A curious entity, the Glaistig is described as being a number of things – a ghost, a malevolent water entity or fuath, the spirit of a woman enchanted by fairies. The ghost variety are also known as Green Ladies, almost exclusively found in Scotland. These are normally the spirits of women who have come a cropper in love. One example is Marion Carruthers, who haunts Comlongon Castle in Dumfries in Galloway, after committing suicide to avoid a forced marriage. The non-ghostly Glaistig were normally found near bodies of water, and their temperament could vary. Some could be friendly, others would throw stones at passing travellers. Like the ghost, water dwellers were also of a green hue.

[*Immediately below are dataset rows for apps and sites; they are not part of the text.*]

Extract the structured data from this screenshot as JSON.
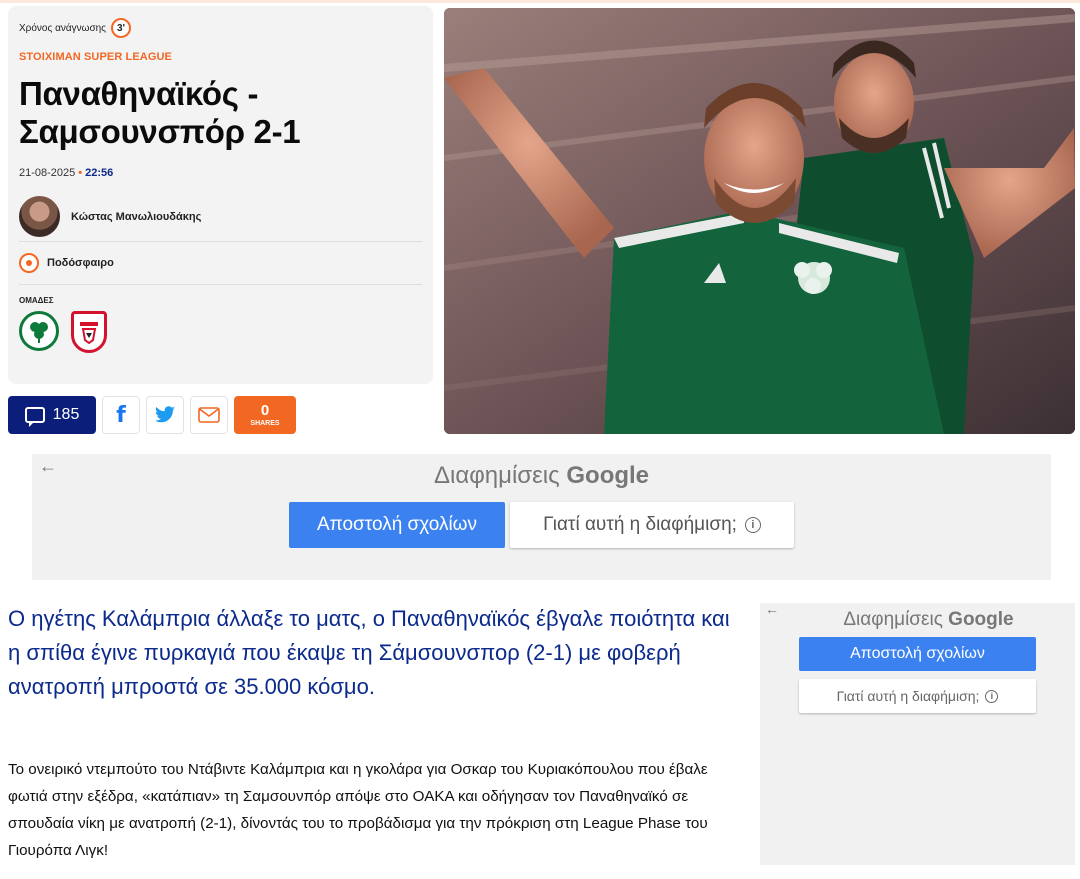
{
  "article": {
    "reading_time_label": "Χρόνος ανάγνωσης",
    "reading_time_value": "3'",
    "league": "STOIXIMAN SUPER LEAGUE",
    "title": "Παναθηναϊκός - Σαμσουνσπόρ 2-1",
    "date": "21-08-2025",
    "time": "22:56",
    "author": "Κώστας Μανωλιουδάκης",
    "sport": "Ποδόσφαιρο",
    "teams_label": "ΟΜΑΔΕΣ",
    "teams": [
      "Παναθηναϊκός",
      "Σαμσουνσπόρ"
    ],
    "lead": "Ο ηγέτης Καλάμπρια άλλαξε το ματς, ο Παναθηναϊκός έβγαλε ποιότητα και η σπίθα έγινε πυρκαγιά που έκαψε τη Σάμσουνσπορ (2-1) με φοβερή ανατροπή μπροστά σε 35.000 κόσμο.",
    "body": "Το ονειρικό ντεμπούτο του Ντάβιντε Καλάμπρια και η γκολάρα για Οσκαρ του Κυριακόπουλου που έβαλε φωτιά στην εξέδρα, «κατάπιαν» τη Σαμσουνπόρ απόψε στο ΟΑΚΑ και οδήγησαν τον Παναθηναϊκό σε σπουδαία νίκη με ανατροπή (2-1), δίνοντάς του το προβάδισμα για την πρόκριση στη League Phase του Γιουρόπα Λιγκ!"
  },
  "share": {
    "comments_count": "185",
    "shares_count": "0",
    "shares_label": "SHARES"
  },
  "ads": {
    "title_prefix": "Διαφημίσεις",
    "title_brand": "Google",
    "send_feedback": "Αποστολή σχολίων",
    "why_this_ad": "Γιατί αυτή η διαφήμιση;",
    "back_arrow": "←",
    "info_symbol": "i"
  },
  "colors": {
    "accent_orange": "#f26722",
    "navy": "#0b1f7a",
    "lead_blue": "#0b2a8c",
    "pao_green": "#0d7a3a",
    "samsun_red": "#d3122e",
    "ad_blue": "#3b82f0"
  },
  "icons": [
    "comment-bubble-icon",
    "facebook-icon",
    "twitter-icon",
    "mail-icon",
    "football-icon",
    "arrow-left-icon",
    "info-icon"
  ]
}
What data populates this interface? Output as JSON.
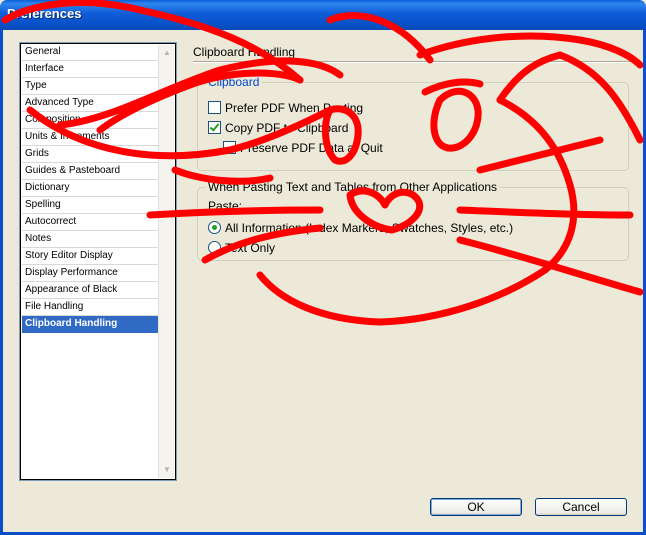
{
  "window": {
    "title": "Preferences"
  },
  "sidebar": {
    "items": [
      {
        "label": "General",
        "selected": false
      },
      {
        "label": "Interface",
        "selected": false
      },
      {
        "label": "Type",
        "selected": false
      },
      {
        "label": "Advanced Type",
        "selected": false
      },
      {
        "label": "Composition",
        "selected": false
      },
      {
        "label": "Units & Increments",
        "selected": false
      },
      {
        "label": "Grids",
        "selected": false
      },
      {
        "label": "Guides & Pasteboard",
        "selected": false
      },
      {
        "label": "Dictionary",
        "selected": false
      },
      {
        "label": "Spelling",
        "selected": false
      },
      {
        "label": "Autocorrect",
        "selected": false
      },
      {
        "label": "Notes",
        "selected": false
      },
      {
        "label": "Story Editor Display",
        "selected": false
      },
      {
        "label": "Display Performance",
        "selected": false
      },
      {
        "label": "Appearance of Black",
        "selected": false
      },
      {
        "label": "File Handling",
        "selected": false
      },
      {
        "label": "Clipboard Handling",
        "selected": true
      }
    ]
  },
  "main": {
    "title": "Clipboard Handling",
    "clipboard_group": {
      "legend": "Clipboard",
      "prefer_pdf": {
        "label": "Prefer PDF When Pasting",
        "checked": false
      },
      "copy_pdf": {
        "label": "Copy PDF to Clipboard",
        "checked": true
      },
      "preserve_pdf": {
        "label": "Preserve PDF Data at Quit",
        "checked": false
      }
    },
    "paste_group": {
      "legend": "When Pasting Text and Tables from Other Applications",
      "paste_label": "Paste:",
      "options": [
        {
          "label": "All Information (Index Markers, Swatches, Styles, etc.)",
          "selected": true
        },
        {
          "label": "Text Only",
          "selected": false
        }
      ]
    }
  },
  "buttons": {
    "ok": "OK",
    "cancel": "Cancel"
  },
  "colors": {
    "accent": "#316ac5",
    "titlebar": "#0a5fd6",
    "doodle": "#ff0000",
    "check": "#21a121"
  }
}
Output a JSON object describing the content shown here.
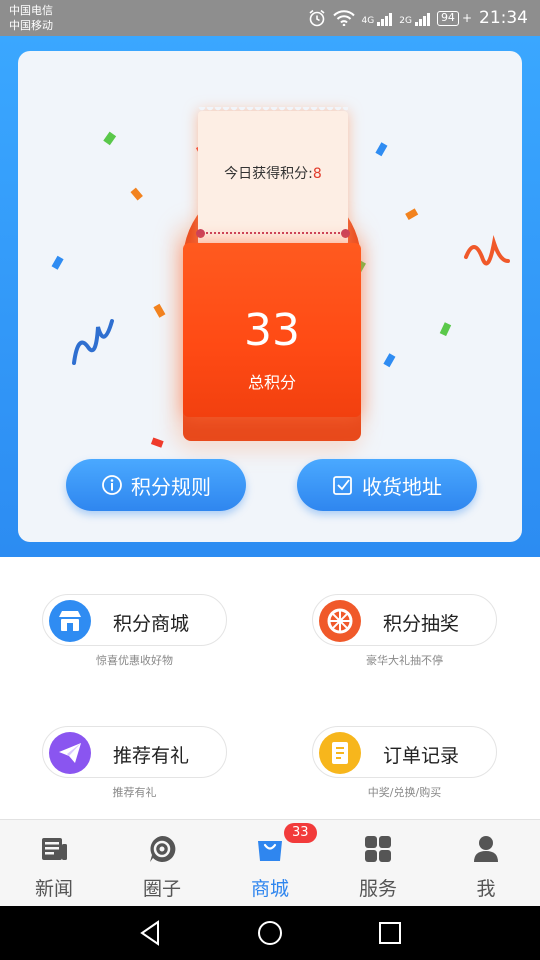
{
  "status_bar": {
    "carrier_1": "中国电信",
    "carrier_2": "中国移动",
    "signal_1_label": "4G",
    "signal_2_label": "2G",
    "battery": "94",
    "time": "21:34"
  },
  "points_card": {
    "today_label": "今日获得积分:",
    "today_value": "8",
    "total_points": "33",
    "total_label": "总积分",
    "rules_button": "积分规则",
    "address_button": "收货地址"
  },
  "features": [
    {
      "label": "积分商城",
      "sub": "惊喜优惠收好物",
      "icon": "shop-icon",
      "color": "#2f8cf2"
    },
    {
      "label": "积分抽奖",
      "sub": "豪华大礼抽不停",
      "icon": "lottery-wheel-icon",
      "color": "#f0592a"
    },
    {
      "label": "推荐有礼",
      "sub": "推荐有礼",
      "icon": "paper-plane-icon",
      "color": "#8a55f0"
    },
    {
      "label": "订单记录",
      "sub": "中奖/兑换/购买",
      "icon": "order-record-icon",
      "color": "#f7b61c"
    }
  ],
  "tabbar": {
    "tabs": [
      {
        "label": "新闻",
        "icon": "news-icon"
      },
      {
        "label": "圈子",
        "icon": "circle-icon"
      },
      {
        "label": "商城",
        "icon": "shopping-bag-icon",
        "active": true
      },
      {
        "label": "服务",
        "icon": "services-grid-icon"
      },
      {
        "label": "我",
        "icon": "profile-icon"
      }
    ],
    "mall_badge": "33"
  },
  "colors": {
    "primary": "#2f86ef",
    "envelope": "#ff4a14",
    "badge": "#f23b3b"
  }
}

Like the Each-Uisge and Kelpie, tales of the Gruagach and Glaistig can be mixed up. Generally speaking, the Gruagach is a green female (sometimes male) being, with yellow hair. Gruagachs have an affinity with cattle, and in several cases will look after cattle herds, in exchange for an offering of milk left in a stone. Havoc would be wreaked if this was forgotten. Gruagachs also have an affinity for children and could be entrusted to look after kids whilst their parents carried out chores. A particularly famous Gruagach is the Maid of Glen Duror.

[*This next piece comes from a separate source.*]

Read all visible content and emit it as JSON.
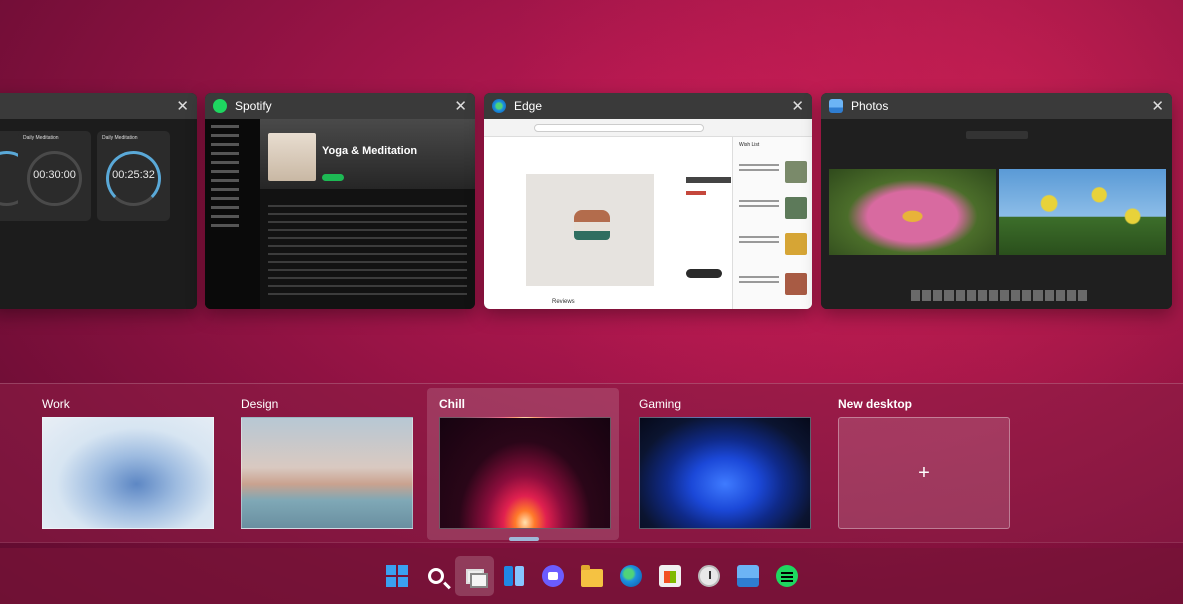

Usually described as a Brownie, but this is not the case according to J G Campbell. “…he differs from the fraternity of tutelary beings in having his dwelling, not in the houses or haunts of men, but in solitudes and remote localities…” Campbell adds that there were male and female Urisks, and that they were thought to be the offspring of humans and leannan sith, a variety of fairy. There was a sizeable population of Urisks in Perthshire, tales of which can be found in Geoff Holder’s The Guide to Mysterious Perthshire. The Urisks in Perthshire would hold meetings, and one slightly humorous tale tells of a Urisk helping a woman out looking for lost livestock late in the evening whilst her layabout husband enjoyed a bevy. The local Urisk wondered why the woman was out alone so late, helped round up the missing beasts, and then beat the daylight out the husband for leaving it to his wife to look for their animals.

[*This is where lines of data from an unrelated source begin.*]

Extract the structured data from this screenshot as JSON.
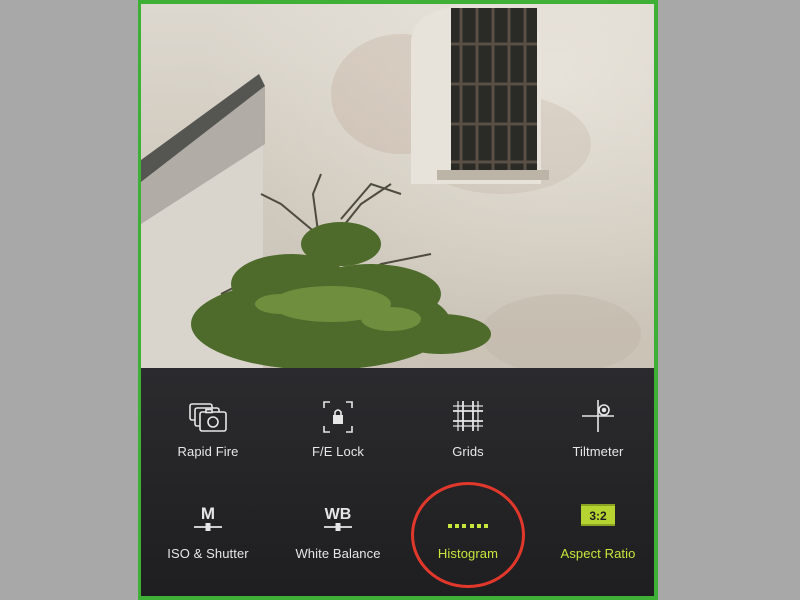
{
  "tools": [
    {
      "id": "rapid-fire",
      "label": "Rapid Fire",
      "icon": "camera-stack-icon",
      "active": false
    },
    {
      "id": "fe-lock",
      "label": "F/E Lock",
      "icon": "focus-lock-icon",
      "active": false
    },
    {
      "id": "grids",
      "label": "Grids",
      "icon": "grid-icon",
      "active": false
    },
    {
      "id": "tiltmeter",
      "label": "Tiltmeter",
      "icon": "crosshair-icon",
      "active": false
    },
    {
      "id": "iso-shutter",
      "label": "ISO & Shutter",
      "icon": "manual-slider-icon",
      "icon_text": "M",
      "active": false
    },
    {
      "id": "white-balance",
      "label": "White Balance",
      "icon": "white-balance-slider-icon",
      "icon_text": "WB",
      "active": false
    },
    {
      "id": "histogram",
      "label": "Histogram",
      "icon": "histogram-dots-icon",
      "active": true
    },
    {
      "id": "aspect-ratio",
      "label": "Aspect Ratio",
      "icon": "aspect-ratio-icon",
      "icon_text": "3:2",
      "active": true
    }
  ],
  "colors": {
    "active_accent": "#c7e63c",
    "highlight_circle": "#e2372b",
    "frame_border": "#3fb036",
    "label_text": "#e6e6e6"
  }
}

Fairies, or Sidhe, are ubiquitous, not only the length and breadth of Scotland, but the Celtic and Scandanavian Kingdoms. The Isle of Skye seems to be the capital of the Sidhe, referred to by Otta Swire as the Daoine Sidhe. The Sidhe are a capricious lot. They can be mischievous, evil and mean, or they can be friendly. Historically, people accused of witchcraft were associated with consorting with the Sidhe. Swire put forward the theory that the people thought of as the Sidhe were in fact a prehistoric race who lived on Skye before the arrival of modern humans. The Sidhe lived in a realm of their own, thought to be accessed by barrows. Appearance wise, they were variously described as the size of humans, or tiny. They were somewhat different to the Victorian idea of Tinkerbell. Tales of the Sidhe abounded in the Highlands up to the late 19th century, with people telling of encounters with them. In Ireland and Iceland, for instance, belief in them is still strong, and planning departments have a whole world of trouble with any schemes involving the demolition of their homes.
You may also like to read:
- Five Scottish Green Lady Ghost Stories (and one from Wales)
- Bean Nighe, the Celtic Washerwoman, Prophetess of Doom
- What is the Loch Ness Monster?
- Fairy Shock Troop of Ireland
- Ireland’s Fairy Forts and the Curse of Tara
- Otta F Swire, Scotland’s Forgotten Folklorist
- The Curse of the Paisley Witches
- 5 Haunted Hotels to Visit in the Scottish Highlands
- A Ghost of Two Halves
- The Ying and Yang of Scottish Fairy Queens